• _WHAT YOU HAVE TO DO_
Could you repeat every record below exactly as written?
·····
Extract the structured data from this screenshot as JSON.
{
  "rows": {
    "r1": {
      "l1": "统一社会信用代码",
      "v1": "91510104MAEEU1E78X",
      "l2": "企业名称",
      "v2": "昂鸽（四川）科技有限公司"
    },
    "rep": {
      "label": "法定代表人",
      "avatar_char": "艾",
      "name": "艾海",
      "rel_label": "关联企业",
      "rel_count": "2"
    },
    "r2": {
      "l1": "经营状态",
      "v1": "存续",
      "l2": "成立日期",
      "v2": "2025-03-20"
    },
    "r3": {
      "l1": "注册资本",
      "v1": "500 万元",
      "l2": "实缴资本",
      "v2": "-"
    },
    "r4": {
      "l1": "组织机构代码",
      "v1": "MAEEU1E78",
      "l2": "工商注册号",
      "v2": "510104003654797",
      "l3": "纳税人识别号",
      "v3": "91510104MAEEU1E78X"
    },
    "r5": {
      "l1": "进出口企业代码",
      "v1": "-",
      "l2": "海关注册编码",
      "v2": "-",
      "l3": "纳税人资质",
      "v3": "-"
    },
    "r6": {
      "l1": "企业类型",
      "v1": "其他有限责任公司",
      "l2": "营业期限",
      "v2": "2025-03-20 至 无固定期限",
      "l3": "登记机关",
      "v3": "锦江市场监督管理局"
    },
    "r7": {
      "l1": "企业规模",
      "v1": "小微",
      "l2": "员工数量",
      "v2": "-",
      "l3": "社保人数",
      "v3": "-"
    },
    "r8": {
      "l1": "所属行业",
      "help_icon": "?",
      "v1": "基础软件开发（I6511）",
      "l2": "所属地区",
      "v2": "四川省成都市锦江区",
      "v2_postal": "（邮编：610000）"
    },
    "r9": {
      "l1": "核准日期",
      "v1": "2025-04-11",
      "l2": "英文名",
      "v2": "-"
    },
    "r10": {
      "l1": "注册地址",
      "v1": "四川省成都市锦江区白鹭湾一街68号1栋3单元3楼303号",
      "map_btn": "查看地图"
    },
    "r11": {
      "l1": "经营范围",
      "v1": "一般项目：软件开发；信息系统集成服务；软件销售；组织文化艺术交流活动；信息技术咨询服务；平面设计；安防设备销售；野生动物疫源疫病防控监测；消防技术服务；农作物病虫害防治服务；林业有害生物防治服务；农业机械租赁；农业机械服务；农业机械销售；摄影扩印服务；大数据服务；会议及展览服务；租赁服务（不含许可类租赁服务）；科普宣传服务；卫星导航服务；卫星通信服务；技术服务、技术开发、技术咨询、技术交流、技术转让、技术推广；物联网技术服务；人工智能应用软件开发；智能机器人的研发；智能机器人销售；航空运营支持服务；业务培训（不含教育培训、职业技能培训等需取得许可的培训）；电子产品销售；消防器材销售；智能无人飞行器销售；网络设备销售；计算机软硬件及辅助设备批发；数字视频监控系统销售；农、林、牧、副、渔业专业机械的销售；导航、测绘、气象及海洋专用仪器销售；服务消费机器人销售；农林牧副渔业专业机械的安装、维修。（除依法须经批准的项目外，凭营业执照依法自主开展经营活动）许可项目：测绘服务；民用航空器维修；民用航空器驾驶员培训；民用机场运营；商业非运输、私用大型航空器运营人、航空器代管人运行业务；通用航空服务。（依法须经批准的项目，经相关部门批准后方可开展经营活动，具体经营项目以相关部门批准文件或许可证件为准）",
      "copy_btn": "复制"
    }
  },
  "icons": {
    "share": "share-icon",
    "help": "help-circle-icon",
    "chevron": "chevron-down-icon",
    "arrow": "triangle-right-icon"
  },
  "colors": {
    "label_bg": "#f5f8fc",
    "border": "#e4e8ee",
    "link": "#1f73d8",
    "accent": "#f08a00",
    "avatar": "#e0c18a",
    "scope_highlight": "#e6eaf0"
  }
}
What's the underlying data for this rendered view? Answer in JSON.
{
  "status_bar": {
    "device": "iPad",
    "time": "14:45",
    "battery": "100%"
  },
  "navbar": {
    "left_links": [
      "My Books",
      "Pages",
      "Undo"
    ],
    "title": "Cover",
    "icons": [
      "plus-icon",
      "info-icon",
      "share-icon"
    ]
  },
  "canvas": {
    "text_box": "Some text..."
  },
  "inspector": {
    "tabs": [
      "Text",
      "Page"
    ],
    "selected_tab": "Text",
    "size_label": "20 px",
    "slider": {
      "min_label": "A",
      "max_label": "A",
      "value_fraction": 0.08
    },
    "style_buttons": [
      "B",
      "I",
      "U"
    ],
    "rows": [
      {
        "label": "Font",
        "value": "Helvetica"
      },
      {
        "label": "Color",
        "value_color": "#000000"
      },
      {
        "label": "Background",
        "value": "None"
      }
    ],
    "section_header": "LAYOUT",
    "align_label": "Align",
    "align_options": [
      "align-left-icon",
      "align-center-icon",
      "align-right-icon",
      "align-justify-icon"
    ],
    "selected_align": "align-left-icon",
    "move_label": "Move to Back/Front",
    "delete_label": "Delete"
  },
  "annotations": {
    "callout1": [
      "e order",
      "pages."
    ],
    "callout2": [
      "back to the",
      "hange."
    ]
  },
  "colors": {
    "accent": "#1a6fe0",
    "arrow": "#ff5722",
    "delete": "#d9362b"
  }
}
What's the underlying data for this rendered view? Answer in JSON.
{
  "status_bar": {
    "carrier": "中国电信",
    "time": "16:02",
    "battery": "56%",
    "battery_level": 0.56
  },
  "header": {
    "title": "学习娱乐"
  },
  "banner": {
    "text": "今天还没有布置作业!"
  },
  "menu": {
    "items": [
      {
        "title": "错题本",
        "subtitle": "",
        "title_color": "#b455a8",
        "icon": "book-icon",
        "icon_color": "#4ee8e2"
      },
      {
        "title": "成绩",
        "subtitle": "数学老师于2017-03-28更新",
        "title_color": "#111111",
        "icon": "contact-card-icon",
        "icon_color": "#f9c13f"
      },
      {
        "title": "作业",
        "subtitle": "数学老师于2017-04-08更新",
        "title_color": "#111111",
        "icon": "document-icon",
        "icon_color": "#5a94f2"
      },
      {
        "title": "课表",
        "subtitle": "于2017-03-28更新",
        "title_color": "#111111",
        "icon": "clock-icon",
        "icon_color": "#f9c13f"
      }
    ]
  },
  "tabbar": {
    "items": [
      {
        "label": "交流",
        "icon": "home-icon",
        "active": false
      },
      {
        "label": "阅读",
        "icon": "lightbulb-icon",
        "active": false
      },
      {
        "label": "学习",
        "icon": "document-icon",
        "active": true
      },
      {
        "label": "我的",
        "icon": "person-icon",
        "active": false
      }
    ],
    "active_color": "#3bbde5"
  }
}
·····
• _EXERCISE SOLUTION_
Extract the structured data from this screenshot as JSON.
{
  "rows": {
    "r1": {
      "l1": "统一社会信用代码",
      "v1": "91510104MAEEU1E78X",
      "l2": "企业名称",
      "v2": "昂鸽（四川）科技有限公司"
    },
    "rep": {
      "label": "法定代表人",
      "avatar_char": "艾",
      "name": "艾海",
      "rel_label": "关联企业",
      "rel_count": "2"
    },
    "r2": {
      "l1": "经营状态",
      "v1": "存续",
      "l2": "成立日期",
      "v2": "2025-03-20"
    },
    "r3": {
      "l1": "注册资本",
      "v1": "500 万元",
      "l2": "实缴资本",
      "v2": "-"
    },
    "r4": {
      "l1": "组织机构代码",
      "v1": "MAEEU1E78",
      "l2": "工商注册号",
      "v2": "510104003654797",
      "l3": "纳税人识别号",
      "v3": "91510104MAEEU1E78X"
    },
    "r5": {
      "l1": "进出口企业代码",
      "v1": "-",
      "l2": "海关注册编码",
      "v2": "-",
      "l3": "纳税人资质",
      "v3": "-"
    },
    "r6": {
      "l1": "企业类型",
      "v1": "其他有限责任公司",
      "l2": "营业期限",
      "v2": "2025-03-20 至 无固定期限",
      "l3": "登记机关",
      "v3": "锦江市场监督管理局"
    },
    "r7": {
      "l1": "企业规模",
      "v1": "小微",
      "l2": "员工数量",
      "v2": "-",
      "l3": "社保人数",
      "v3": "-"
    },
    "r8": {
      "l1": "所属行业",
      "help_icon": "?",
      "v1": "基础软件开发（I6511）",
      "l2": "所属地区",
      "v2": "四川省成都市锦江区",
      "v2_postal": "（邮编：610000）"
    },
    "r9": {
      "l1": "核准日期",
      "v1": "2025-04-11",
      "l2": "英文名",
      "v2": "-"
    },
    "r10": {
      "l1": "注册地址",
      "v1": "四川省成都市锦江区白鹭湾一街68号1栋3单元3楼303号",
      "map_btn": "查看地图"
    },
    "r11": {
      "l1": "经营范围",
      "v1": "一般项目：软件开发；信息系统集成服务；软件销售；组织文化艺术交流活动；信息技术咨询服务；平面设计；安防设备销售；野生动物疫源疫病防控监测；消防技术服务；农作物病虫害防治服务；林业有害生物防治服务；农业机械租赁；农业机械服务；农业机械销售；摄影扩印服务；大数据服务；会议及展览服务；租赁服务（不含许可类租赁服务）；科普宣传服务；卫星导航服务；卫星通信服务；技术服务、技术开发、技术咨询、技术交流、技术转让、技术推广；物联网技术服务；人工智能应用软件开发；智能机器人的研发；智能机器人销售；航空运营支持服务；业务培训（不含教育培训、职业技能培训等需取得许可的培训）；电子产品销售；消防器材销售；智能无人飞行器销售；网络设备销售；计算机软硬件及辅助设备批发；数字视频监控系统销售；农、林、牧、副、渔业专业机械的销售；导航、测绘、气象及海洋专用仪器销售；服务消费机器人销售；农林牧副渔业专业机械的安装、维修。（除依法须经批准的项目外，凭营业执照依法自主开展经营活动）许可项目：测绘服务；民用航空器维修；民用航空器驾驶员培训；民用机场运营；商业非运输、私用大型航空器运营人、航空器代管人运行业务；通用航空服务。（依法须经批准的项目，经相关部门批准后方可开展经营活动，具体经营项目以相关部门批准文件或许可证件为准）",
      "copy_btn": "复制"
    }
  },
  "icons": {
    "share": "share-icon",
    "help": "help-circle-icon",
    "chevron": "chevron-down-icon",
    "arrow": "triangle-right-icon"
  },
  "colors": {
    "label_bg": "#f5f8fc",
    "border": "#e4e8ee",
    "link": "#1f73d8",
    "accent": "#f08a00",
    "avatar": "#e0c18a",
    "scope_highlight": "#e6eaf0"
  }
}
What's the underlying data for this rendered view? Answer in JSON.
{
  "status_bar": {
    "device": "iPad",
    "time": "14:45",
    "battery": "100%"
  },
  "navbar": {
    "left_links": [
      "My Books",
      "Pages",
      "Undo"
    ],
    "title": "Cover",
    "icons": [
      "plus-icon",
      "info-icon",
      "share-icon"
    ]
  },
  "canvas": {
    "text_box": "Some text..."
  },
  "inspector": {
    "tabs": [
      "Text",
      "Page"
    ],
    "selected_tab": "Text",
    "size_label": "20 px",
    "slider": {
      "min_label": "A",
      "max_label": "A",
      "value_fraction": 0.08
    },
    "style_buttons": [
      "B",
      "I",
      "U"
    ],
    "rows": [
      {
        "label": "Font",
        "value": "Helvetica"
      },
      {
        "label": "Color",
        "value_color": "#000000"
      },
      {
        "label": "Background",
        "value": "None"
      }
    ],
    "section_header": "LAYOUT",
    "align_label": "Align",
    "align_options": [
      "align-left-icon",
      "align-center-icon",
      "align-right-icon",
      "align-justify-icon"
    ],
    "selected_align": "align-left-icon",
    "move_label": "Move to Back/Front",
    "delete_label": "Delete"
  },
  "annotations": {
    "callout1": [
      "e order",
      "pages."
    ],
    "callout2": [
      "back to the",
      "hange."
    ]
  },
  "colors": {
    "accent": "#1a6fe0",
    "arrow": "#ff5722",
    "delete": "#d9362b"
  }
}
What's the underlying data for this rendered view? Answer in JSON.
{
  "status_bar": {
    "carrier": "中国电信",
    "time": "16:02",
    "battery": "56%",
    "battery_level": 0.56
  },
  "header": {
    "title": "学习娱乐"
  },
  "banner": {
    "text": "今天还没有布置作业!"
  },
  "menu": {
    "items": [
      {
        "title": "错题本",
        "subtitle": "",
        "title_color": "#b455a8",
        "icon": "book-icon",
        "icon_color": "#4ee8e2"
      },
      {
        "title": "成绩",
        "subtitle": "数学老师于2017-03-28更新",
        "title_color": "#111111",
        "icon": "contact-card-icon",
        "icon_color": "#f9c13f"
      },
      {
        "title": "作业",
        "subtitle": "数学老师于2017-04-08更新",
        "title_color": "#111111",
        "icon": "document-icon",
        "icon_color": "#5a94f2"
      },
      {
        "title": "课表",
        "subtitle": "于2017-03-28更新",
        "title_color": "#111111",
        "icon": "clock-icon",
        "icon_color": "#f9c13f"
      }
    ]
  },
  "tabbar": {
    "items": [
      {
        "label": "交流",
        "icon": "home-icon",
        "active": false
      },
      {
        "label": "阅读",
        "icon": "lightbulb-icon",
        "active": false
      },
      {
        "label": "学习",
        "icon": "document-icon",
        "active": true
      },
      {
        "label": "我的",
        "icon": "person-icon",
        "active": false
      }
    ],
    "active_color": "#3bbde5"
  }
}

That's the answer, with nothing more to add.